"Why is it so important to treat every customer like a millionaire? One reason is that you never know which customers might really be millionaires."
"Customer John Barrier taught managers at U.S. Bank of Washington in Spokane a lesson in customer service they'll never forget. It all started when he went in to cash a $25 check. In his Acme Concrete Company baseball cap and dungarees, Barrier looked like an ordinary customer."
"Afterward he tried to drive his pickup out of the parking lot, but the kid in the booth told Barrier to cough up 60 cents or else go back inside and get his parking ticket stamped to verify that he was a bank customer."
"Annoyed, Barrier re-parked his pickup, went back into the bank and presented his ticket to a teller -- who refused to validate it. Perhaps she didn't believe Barrier had really made a transaction at the bank. Maybe she thought he'd just walked in off the street".
"I'm about to make another transaction in your bank," Barrier said. "Give me the $1 million I keep here. I'm taking it next door." U.S. Bank decided to validate his parking ticket after all, but it was too late. The multimillionaire real estate developer got a new bank, and U.S. Bank was out $1,000,000.60.

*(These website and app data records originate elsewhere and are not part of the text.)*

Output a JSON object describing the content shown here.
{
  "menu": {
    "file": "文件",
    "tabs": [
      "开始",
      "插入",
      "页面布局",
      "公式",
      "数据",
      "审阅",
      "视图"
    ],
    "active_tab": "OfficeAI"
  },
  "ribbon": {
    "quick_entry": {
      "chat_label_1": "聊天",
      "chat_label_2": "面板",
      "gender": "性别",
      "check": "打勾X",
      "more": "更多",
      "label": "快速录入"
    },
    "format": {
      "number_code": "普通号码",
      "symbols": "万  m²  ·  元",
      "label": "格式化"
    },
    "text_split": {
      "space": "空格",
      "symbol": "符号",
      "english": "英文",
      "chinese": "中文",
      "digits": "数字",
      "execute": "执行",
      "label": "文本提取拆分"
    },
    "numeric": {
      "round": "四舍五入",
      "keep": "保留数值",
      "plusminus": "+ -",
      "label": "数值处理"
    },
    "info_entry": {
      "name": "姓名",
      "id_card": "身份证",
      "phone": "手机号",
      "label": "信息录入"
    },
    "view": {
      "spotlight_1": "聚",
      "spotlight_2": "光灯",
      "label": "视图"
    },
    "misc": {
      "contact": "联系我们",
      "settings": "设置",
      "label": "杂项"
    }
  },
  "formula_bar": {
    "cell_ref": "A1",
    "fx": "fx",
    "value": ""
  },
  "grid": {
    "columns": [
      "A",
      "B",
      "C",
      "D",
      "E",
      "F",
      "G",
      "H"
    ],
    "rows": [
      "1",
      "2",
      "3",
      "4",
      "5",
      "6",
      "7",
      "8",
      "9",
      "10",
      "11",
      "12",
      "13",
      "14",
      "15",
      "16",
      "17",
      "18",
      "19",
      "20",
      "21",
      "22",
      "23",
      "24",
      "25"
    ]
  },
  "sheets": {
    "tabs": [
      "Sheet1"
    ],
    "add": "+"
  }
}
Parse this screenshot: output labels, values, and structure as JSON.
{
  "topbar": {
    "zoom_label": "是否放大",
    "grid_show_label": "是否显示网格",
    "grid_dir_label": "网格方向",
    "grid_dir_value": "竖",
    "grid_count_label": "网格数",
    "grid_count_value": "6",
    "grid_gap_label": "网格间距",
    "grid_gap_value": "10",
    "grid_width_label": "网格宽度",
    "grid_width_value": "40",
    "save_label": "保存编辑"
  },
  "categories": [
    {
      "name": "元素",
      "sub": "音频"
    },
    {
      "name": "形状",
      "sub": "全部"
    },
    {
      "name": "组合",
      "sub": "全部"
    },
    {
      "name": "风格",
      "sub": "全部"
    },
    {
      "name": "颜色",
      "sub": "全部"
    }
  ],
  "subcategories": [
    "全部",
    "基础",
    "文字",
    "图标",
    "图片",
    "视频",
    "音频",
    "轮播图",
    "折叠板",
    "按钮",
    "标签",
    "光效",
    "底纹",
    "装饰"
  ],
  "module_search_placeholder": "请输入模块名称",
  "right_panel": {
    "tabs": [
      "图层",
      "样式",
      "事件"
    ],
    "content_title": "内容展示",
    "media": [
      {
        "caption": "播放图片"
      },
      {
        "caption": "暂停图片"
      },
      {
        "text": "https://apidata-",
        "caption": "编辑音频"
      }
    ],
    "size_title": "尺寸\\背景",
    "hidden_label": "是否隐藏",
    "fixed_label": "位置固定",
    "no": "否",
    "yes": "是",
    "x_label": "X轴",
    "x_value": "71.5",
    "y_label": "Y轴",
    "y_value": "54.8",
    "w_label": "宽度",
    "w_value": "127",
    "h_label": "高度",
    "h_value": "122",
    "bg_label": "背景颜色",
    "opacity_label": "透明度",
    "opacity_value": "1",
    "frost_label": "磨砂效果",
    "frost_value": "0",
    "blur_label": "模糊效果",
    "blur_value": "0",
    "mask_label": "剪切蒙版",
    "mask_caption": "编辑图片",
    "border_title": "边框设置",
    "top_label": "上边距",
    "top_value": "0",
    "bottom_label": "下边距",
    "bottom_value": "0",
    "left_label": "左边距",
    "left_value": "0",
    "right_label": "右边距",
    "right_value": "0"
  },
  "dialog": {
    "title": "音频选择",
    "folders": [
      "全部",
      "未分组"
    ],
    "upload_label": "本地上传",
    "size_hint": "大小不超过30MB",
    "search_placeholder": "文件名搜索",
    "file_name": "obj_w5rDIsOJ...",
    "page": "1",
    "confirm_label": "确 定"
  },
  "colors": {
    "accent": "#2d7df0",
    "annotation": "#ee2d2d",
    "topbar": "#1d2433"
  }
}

"America, we are told, has a "service economy." But all too often we neither give good service nor get it. Instead we whine. We pass the buck. We fall down on the job. Our whining anthem is, "It's Not My Department."